Assignment:
Your answer should consist of the lines in the following data that contain "icon".

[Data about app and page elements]
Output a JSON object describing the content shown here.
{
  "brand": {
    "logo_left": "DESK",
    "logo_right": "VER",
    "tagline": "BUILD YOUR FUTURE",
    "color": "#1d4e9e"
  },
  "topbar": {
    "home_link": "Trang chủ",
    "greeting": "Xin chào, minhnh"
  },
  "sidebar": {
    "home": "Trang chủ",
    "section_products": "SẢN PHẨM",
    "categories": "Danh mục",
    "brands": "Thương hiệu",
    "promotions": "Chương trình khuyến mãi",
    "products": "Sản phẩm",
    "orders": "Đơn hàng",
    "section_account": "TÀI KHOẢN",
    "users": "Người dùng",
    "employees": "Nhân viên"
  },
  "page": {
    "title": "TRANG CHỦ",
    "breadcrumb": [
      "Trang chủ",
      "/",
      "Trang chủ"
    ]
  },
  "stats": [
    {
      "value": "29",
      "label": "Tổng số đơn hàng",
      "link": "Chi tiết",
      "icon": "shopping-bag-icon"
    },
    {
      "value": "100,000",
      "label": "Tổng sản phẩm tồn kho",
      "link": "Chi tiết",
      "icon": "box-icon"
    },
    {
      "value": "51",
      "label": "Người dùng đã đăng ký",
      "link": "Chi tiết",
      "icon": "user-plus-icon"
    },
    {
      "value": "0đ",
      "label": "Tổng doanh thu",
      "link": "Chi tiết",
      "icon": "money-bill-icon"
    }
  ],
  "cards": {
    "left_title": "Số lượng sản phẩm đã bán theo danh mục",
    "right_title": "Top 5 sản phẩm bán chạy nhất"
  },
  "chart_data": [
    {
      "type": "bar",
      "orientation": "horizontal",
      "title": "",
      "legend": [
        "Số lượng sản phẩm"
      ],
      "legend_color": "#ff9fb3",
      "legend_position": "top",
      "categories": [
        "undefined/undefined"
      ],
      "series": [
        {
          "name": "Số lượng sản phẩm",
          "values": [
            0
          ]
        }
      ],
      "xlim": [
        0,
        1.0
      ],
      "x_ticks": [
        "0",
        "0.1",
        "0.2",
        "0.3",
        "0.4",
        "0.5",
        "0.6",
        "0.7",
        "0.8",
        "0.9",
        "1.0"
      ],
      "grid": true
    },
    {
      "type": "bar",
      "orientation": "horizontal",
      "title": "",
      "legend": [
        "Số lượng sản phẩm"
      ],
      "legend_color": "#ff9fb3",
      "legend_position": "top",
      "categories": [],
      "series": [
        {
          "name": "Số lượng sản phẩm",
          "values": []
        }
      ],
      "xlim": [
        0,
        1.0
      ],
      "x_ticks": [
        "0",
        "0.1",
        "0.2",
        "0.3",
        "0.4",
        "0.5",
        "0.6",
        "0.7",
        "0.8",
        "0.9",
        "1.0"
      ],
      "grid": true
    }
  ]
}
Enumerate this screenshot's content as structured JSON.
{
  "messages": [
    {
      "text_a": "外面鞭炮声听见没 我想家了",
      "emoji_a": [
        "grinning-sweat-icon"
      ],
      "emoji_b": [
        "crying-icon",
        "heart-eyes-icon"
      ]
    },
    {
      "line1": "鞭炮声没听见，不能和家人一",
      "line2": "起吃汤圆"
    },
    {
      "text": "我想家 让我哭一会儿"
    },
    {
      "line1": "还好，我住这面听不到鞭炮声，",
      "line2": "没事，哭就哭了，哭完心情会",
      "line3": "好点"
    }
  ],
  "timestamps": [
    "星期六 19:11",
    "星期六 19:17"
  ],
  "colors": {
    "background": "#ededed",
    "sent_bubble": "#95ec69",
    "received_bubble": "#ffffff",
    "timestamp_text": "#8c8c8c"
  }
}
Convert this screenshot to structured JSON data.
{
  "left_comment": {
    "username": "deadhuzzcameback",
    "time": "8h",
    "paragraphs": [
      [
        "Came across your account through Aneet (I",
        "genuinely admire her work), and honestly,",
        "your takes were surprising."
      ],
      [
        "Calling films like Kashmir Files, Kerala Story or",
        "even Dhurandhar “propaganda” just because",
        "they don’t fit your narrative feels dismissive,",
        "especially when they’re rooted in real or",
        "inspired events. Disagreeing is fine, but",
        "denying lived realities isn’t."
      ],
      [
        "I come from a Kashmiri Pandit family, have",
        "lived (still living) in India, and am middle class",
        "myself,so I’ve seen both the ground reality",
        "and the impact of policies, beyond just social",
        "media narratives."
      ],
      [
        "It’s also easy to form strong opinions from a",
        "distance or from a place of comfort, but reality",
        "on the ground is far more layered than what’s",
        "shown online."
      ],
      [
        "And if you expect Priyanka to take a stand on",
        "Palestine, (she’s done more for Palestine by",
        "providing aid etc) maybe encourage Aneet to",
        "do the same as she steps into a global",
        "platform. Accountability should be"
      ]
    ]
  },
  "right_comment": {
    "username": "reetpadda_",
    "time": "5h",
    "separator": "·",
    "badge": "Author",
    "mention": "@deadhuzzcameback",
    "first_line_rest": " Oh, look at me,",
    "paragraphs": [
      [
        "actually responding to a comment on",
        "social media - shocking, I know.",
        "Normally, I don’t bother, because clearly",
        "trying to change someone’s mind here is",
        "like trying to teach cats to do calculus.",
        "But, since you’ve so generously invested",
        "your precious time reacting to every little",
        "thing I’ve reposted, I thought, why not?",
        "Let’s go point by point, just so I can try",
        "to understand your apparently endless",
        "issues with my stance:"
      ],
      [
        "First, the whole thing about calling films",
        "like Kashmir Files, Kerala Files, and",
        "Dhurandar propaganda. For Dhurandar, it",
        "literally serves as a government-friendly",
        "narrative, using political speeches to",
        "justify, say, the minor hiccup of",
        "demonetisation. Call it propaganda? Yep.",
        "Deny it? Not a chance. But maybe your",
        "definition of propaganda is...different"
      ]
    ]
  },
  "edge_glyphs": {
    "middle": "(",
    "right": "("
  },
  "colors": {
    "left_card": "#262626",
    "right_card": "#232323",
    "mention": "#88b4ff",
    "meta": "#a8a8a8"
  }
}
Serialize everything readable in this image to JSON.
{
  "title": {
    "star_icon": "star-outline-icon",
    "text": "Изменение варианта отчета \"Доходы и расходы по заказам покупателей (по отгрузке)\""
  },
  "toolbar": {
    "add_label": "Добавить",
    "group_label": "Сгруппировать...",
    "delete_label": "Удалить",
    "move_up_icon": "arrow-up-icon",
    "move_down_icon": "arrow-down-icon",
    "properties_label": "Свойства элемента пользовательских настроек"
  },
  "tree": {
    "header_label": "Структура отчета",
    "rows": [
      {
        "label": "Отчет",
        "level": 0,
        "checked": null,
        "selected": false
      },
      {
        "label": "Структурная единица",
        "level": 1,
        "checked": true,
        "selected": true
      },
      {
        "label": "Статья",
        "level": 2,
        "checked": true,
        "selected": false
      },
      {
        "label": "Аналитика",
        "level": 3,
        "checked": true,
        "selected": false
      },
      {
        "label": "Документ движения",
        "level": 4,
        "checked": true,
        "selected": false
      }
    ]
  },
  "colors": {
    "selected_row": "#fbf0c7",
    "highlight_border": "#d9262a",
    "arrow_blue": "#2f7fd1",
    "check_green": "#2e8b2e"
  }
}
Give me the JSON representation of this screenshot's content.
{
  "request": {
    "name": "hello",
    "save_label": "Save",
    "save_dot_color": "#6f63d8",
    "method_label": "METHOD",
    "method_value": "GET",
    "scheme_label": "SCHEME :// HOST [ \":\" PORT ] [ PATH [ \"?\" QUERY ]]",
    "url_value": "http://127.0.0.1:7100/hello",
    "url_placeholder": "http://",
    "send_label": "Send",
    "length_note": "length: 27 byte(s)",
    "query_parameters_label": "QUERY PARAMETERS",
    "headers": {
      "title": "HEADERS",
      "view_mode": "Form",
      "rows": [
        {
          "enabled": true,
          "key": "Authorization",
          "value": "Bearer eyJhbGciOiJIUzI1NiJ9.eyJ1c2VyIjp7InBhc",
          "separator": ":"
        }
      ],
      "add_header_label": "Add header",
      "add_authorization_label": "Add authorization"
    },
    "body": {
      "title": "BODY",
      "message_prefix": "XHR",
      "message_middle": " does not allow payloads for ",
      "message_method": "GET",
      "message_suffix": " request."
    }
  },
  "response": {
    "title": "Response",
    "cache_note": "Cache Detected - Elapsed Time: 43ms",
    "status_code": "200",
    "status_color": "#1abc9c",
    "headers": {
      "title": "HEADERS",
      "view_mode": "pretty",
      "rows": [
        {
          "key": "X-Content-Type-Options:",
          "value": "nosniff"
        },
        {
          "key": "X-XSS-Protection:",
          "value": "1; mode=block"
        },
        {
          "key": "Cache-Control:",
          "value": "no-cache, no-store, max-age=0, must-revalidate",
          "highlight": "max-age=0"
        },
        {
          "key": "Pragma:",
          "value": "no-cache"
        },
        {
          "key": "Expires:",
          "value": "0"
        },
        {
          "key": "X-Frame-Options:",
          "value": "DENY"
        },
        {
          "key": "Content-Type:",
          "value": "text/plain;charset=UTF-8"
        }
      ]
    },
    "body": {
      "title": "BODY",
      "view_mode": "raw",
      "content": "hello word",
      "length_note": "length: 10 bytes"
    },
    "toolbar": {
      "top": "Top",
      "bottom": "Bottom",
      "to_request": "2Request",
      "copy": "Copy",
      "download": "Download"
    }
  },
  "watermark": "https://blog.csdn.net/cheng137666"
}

Answer to this task:
      "icon": "shopping-bag-icon"
      "icon": "box-icon"
      "icon": "user-plus-icon"
      "icon": "money-bill-icon"
        "grinning-sweat-icon"
        "crying-icon",
        "heart-eyes-icon"
    "star_icon": "star-outline-icon",
    "move_up_icon": "arrow-up-icon",
    "move_down_icon": "arrow-down-icon",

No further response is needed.